For many, a meal is incomplete without having a dessert or relishing something sweet. The Kerala cuisine takes incredible pride in its quintessential dessert, payasam, which was served even in the royal palaces. A delicious payasam is what gives an elaborate sadya (traditional feast), the perfect ending that it deserves. If the payasam doesn't taste as good, then the unique gastronomical experience of a having the sadya would be lost. Payasam, made by cooking rice or wheat in milk is served in almost all the Indian states.
Payasam definitely adorns the position of the graceful queen among the sweet dishes. In North India, it is called kheer, which came from ksheer, the Sanskrit word for milk. Meanwhile, our payasam becomes payasa in Kannada and Telugu. The Tamilians love their 'payasam' as much as we love ours.
South Indians mostly prefer adding jaggery and coconut milk in payasam. However, the North Indians stick with the basic ingredients of milk and sugar. The gil e firdaus is a delicious, thick dessert which is part of the traditional Hyderabadi cuisine. Milk and bottle gourd are the main ingredients in this special dish. It was during the Nawabi era that the gil e firdaus got discovered in the royal kitchen. Phirni, which is a popular dessert in North India, was gifted to us by the Persians. Fragrant rose water and dried fruits are abundantly added in firni.
A unique rice payasam is believed to have originated, around 2000 years ago, in the temple town of Puri in Odisha. The goyinda godi is a sweet dish, associated with the famous Konark temple here. It is believed that this dessert played a vital role in explaining an important engineering feature while building the foundation of the temple. The foundation, which was supposed to be built above the anchoring spot in the ocean, couldn't be constructed, despite trying hard. Finally, the chief engineer's son discovered that the foundation could be built if a bridge is constructed from below. He explained it by dropping rice balls into a bowl of thick dessert. The dessert which was used for that later became famous as the goyinta godi. The legends say that this sweet dish was served as part of the evening snacks in the palace of emperor Ashoka.
The Bengali payesh too is believed to be more than 2000 years old.

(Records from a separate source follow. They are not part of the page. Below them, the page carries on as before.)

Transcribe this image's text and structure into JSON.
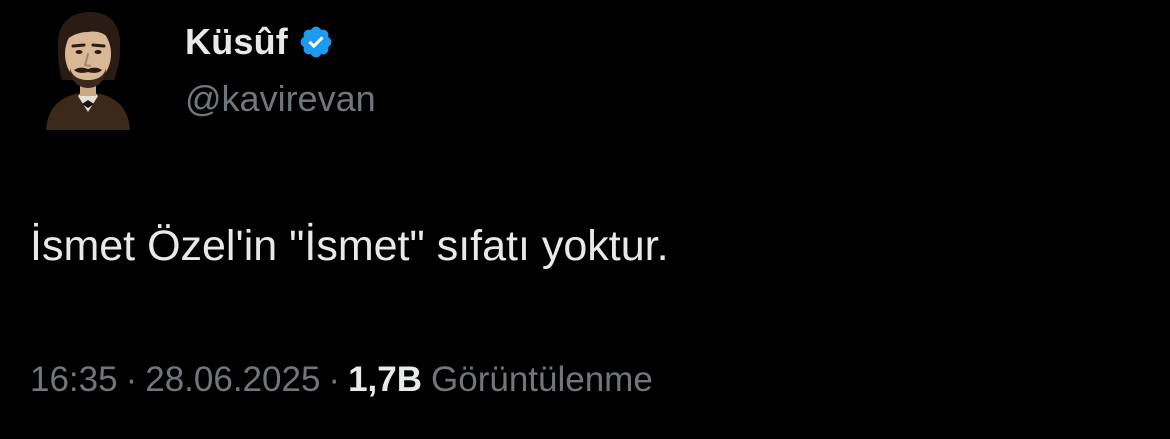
{
  "author": {
    "display_name": "Küsûf",
    "handle": "@kavirevan",
    "verified": true,
    "avatar_icon": "portrait-avatar"
  },
  "tweet": {
    "text": "İsmet Özel'in \"İsmet\" sıfatı yoktur.",
    "time": "16:35",
    "separator": "·",
    "date": "28.06.2025",
    "views_count": "1,7B",
    "views_label": "Görüntülenme"
  },
  "colors": {
    "background": "#000000",
    "primary_text": "#e7e9ea",
    "secondary_text": "#71767b",
    "verified_badge": "#1d9bf0"
  }
}
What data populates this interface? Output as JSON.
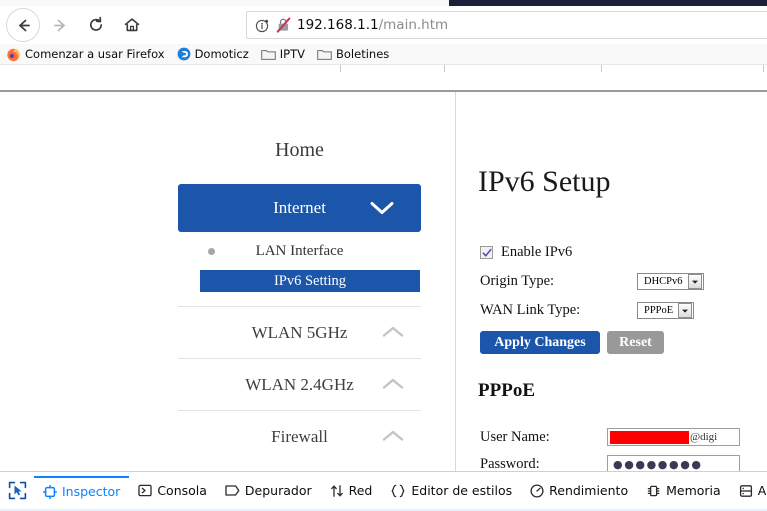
{
  "browser": {
    "nav": {
      "back": "back-arrow",
      "forward": "forward-arrow",
      "reload": "reload",
      "home": "home"
    },
    "url": {
      "host": "192.168.1.1",
      "path": "/main.htm",
      "info_icon": "info-icon",
      "insecure_icon": "broken-lock-icon"
    },
    "bookmarks": [
      {
        "label": "Comenzar a usar Firefox",
        "icon": "firefox-icon"
      },
      {
        "label": "Domoticz",
        "icon": "domoticz-icon"
      },
      {
        "label": "IPTV",
        "icon": "folder-icon"
      },
      {
        "label": "Boletines",
        "icon": "folder-icon"
      }
    ]
  },
  "sidebar": {
    "home_label": "Home",
    "active_section": {
      "label": "Internet",
      "chevron": "chevron-down-icon"
    },
    "sub_items": [
      {
        "label": "LAN Interface",
        "active": false
      },
      {
        "label": "IPv6 Setting",
        "active": true
      }
    ],
    "sections": [
      {
        "label": "WLAN 5GHz",
        "chevron": "chevron-up-icon"
      },
      {
        "label": "WLAN 2.4GHz",
        "chevron": "chevron-up-icon"
      },
      {
        "label": "Firewall",
        "chevron": "chevron-up-icon"
      }
    ]
  },
  "content": {
    "title": "IPv6 Setup",
    "enable_ipv6": {
      "label": "Enable IPv6",
      "checked": true
    },
    "origin_type": {
      "label": "Origin Type:",
      "value": "DHCPv6"
    },
    "wan_link_type": {
      "label": "WAN Link Type:",
      "value": "PPPoE"
    },
    "apply_button": "Apply Changes",
    "reset_button": "Reset",
    "pppoe_heading": "PPPoE",
    "user_name": {
      "label": "User Name:",
      "value": "",
      "suffix": "@digi"
    },
    "password": {
      "label": "Password:",
      "value": "●●●●●●●●"
    }
  },
  "devtools": {
    "picker_icon": "element-picker-icon",
    "tabs": [
      {
        "label": "Inspector",
        "icon": "inspector-icon",
        "active": true
      },
      {
        "label": "Consola",
        "icon": "console-icon",
        "active": false
      },
      {
        "label": "Depurador",
        "icon": "debugger-icon",
        "active": false
      },
      {
        "label": "Red",
        "icon": "network-icon",
        "active": false
      },
      {
        "label": "Editor de estilos",
        "icon": "style-editor-icon",
        "active": false
      },
      {
        "label": "Rendimiento",
        "icon": "performance-icon",
        "active": false
      },
      {
        "label": "Memoria",
        "icon": "memory-icon",
        "active": false
      },
      {
        "label": "Almacenamiento",
        "icon": "storage-icon",
        "active": false
      }
    ]
  },
  "colors": {
    "accent_blue": "#1c56ab",
    "devtools_blue": "#0a84ff",
    "redaction_red": "#ff0000",
    "reset_gray": "#999999"
  }
}
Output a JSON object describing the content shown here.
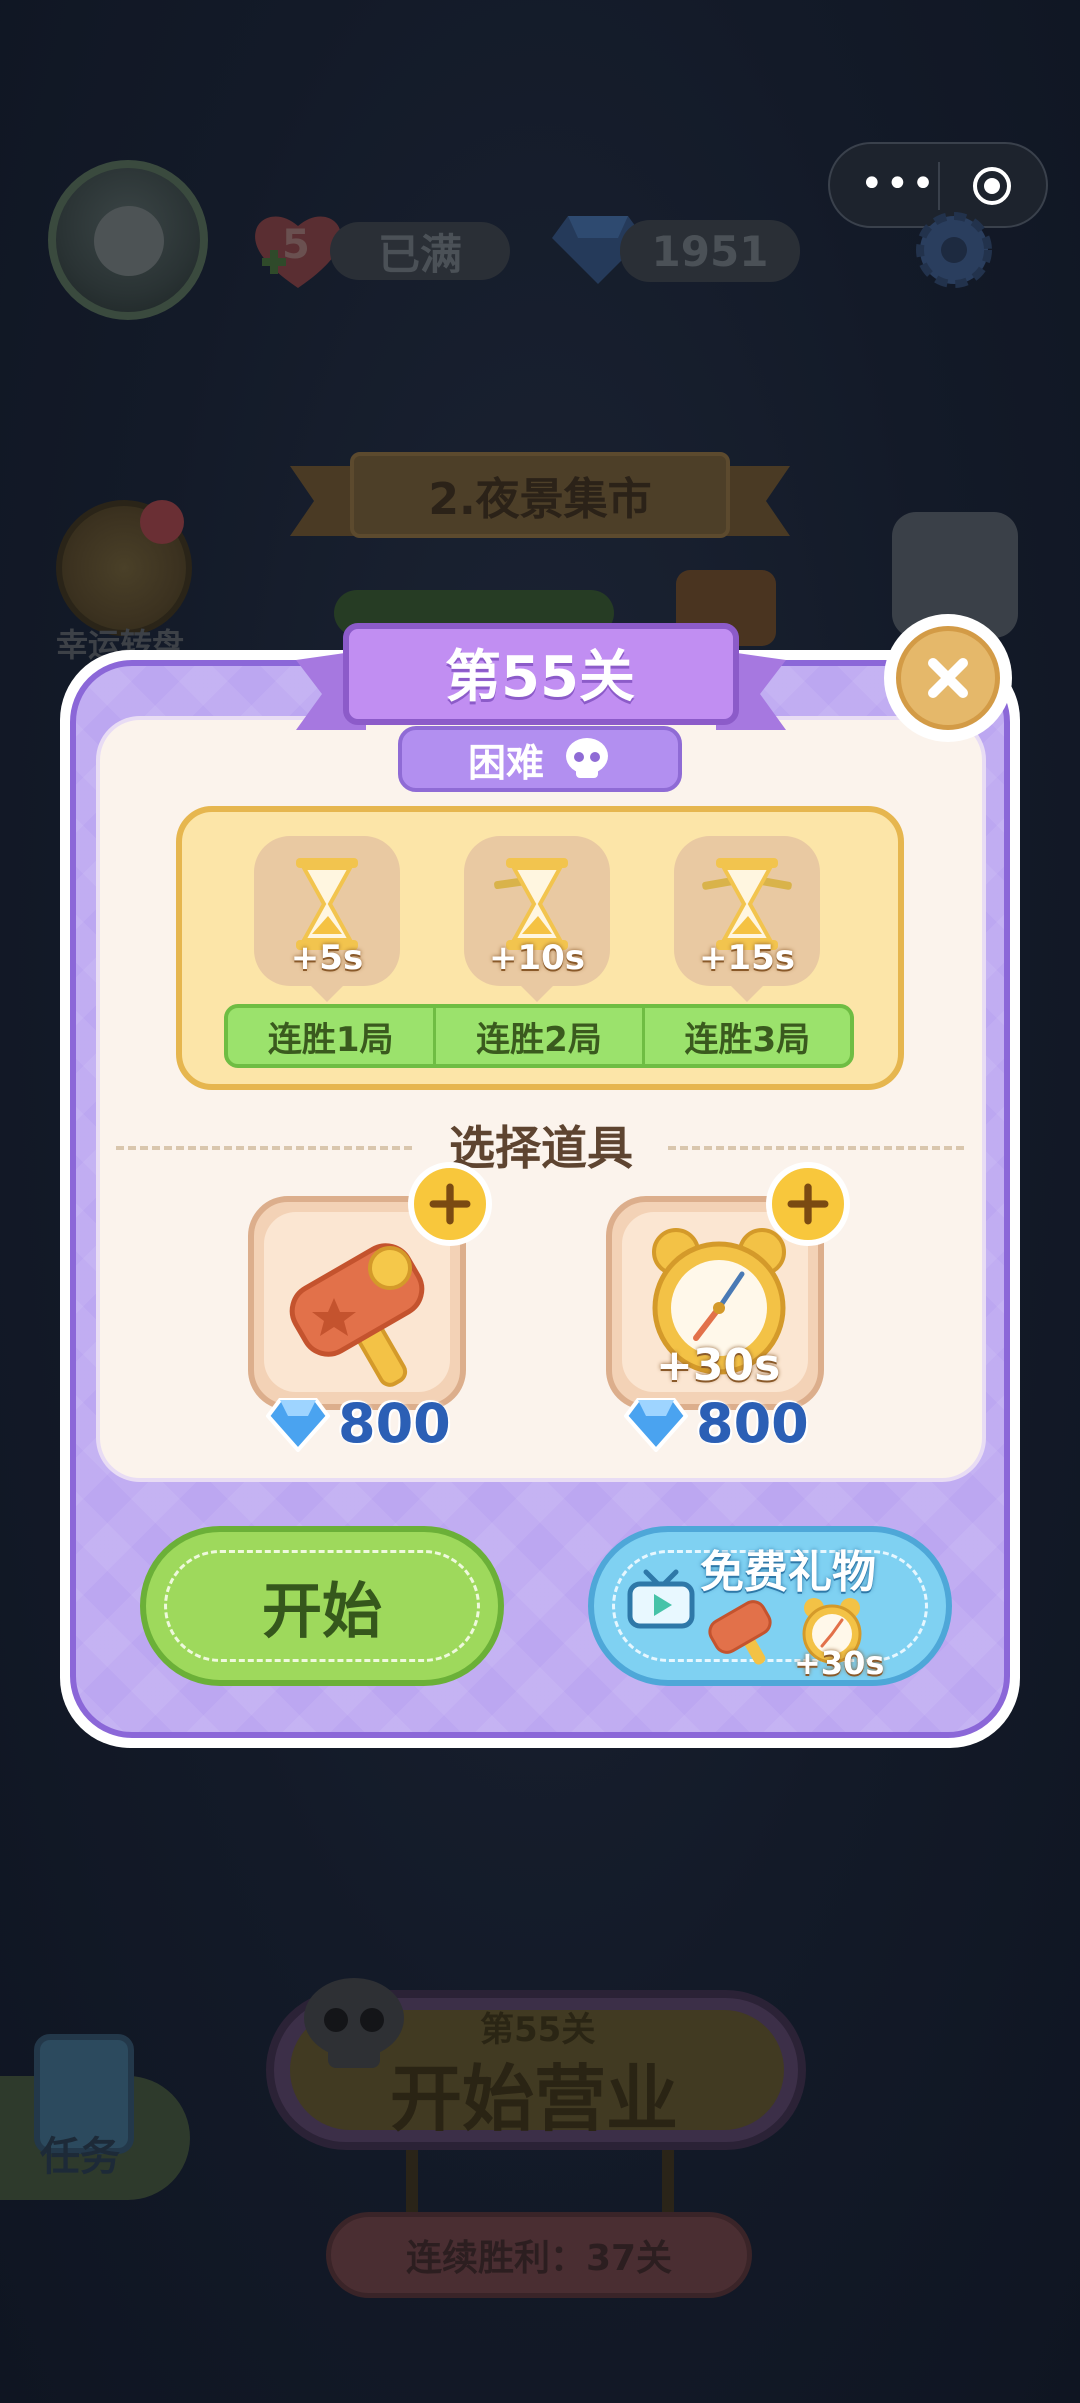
{
  "top_bar": {
    "hearts": "5",
    "hearts_status": "已满",
    "gems": "1951"
  },
  "background": {
    "level_name": "2.夜景集市",
    "lucky_wheel_label": "幸运转盘",
    "task_label": "任务",
    "start_business_level": "第55关",
    "start_business_label": "开始营业",
    "win_streak_label": "连续胜利：37关"
  },
  "modal": {
    "title": "第55关",
    "difficulty": "困难",
    "rewards": [
      {
        "amount": "+5s",
        "streak": "连胜1局"
      },
      {
        "amount": "+10s",
        "streak": "连胜2局"
      },
      {
        "amount": "+15s",
        "streak": "连胜3局"
      }
    ],
    "select_title": "选择道具",
    "tools": [
      {
        "icon": "hammer-icon",
        "overlay": "",
        "price": "800"
      },
      {
        "icon": "alarm-clock-icon",
        "overlay": "+30s",
        "price": "800"
      }
    ],
    "start_label": "开始",
    "gift_label": "免费礼物",
    "gift_time": "+30s"
  },
  "colors": {
    "modal_purple": "#bca7f1",
    "start_green": "#9ed95c",
    "gift_blue": "#7fd1f2",
    "gem_blue": "#2b5fb5"
  }
}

The payox prepared in the Eastern parts of India has a distinct light red hue. They use lots of fresh cherries which gives it the pleasant colour. Instead of rice, sago pearls are added in payox. In Bihar, sugar or jaggery is interchangeably used in the chaval ki kheer.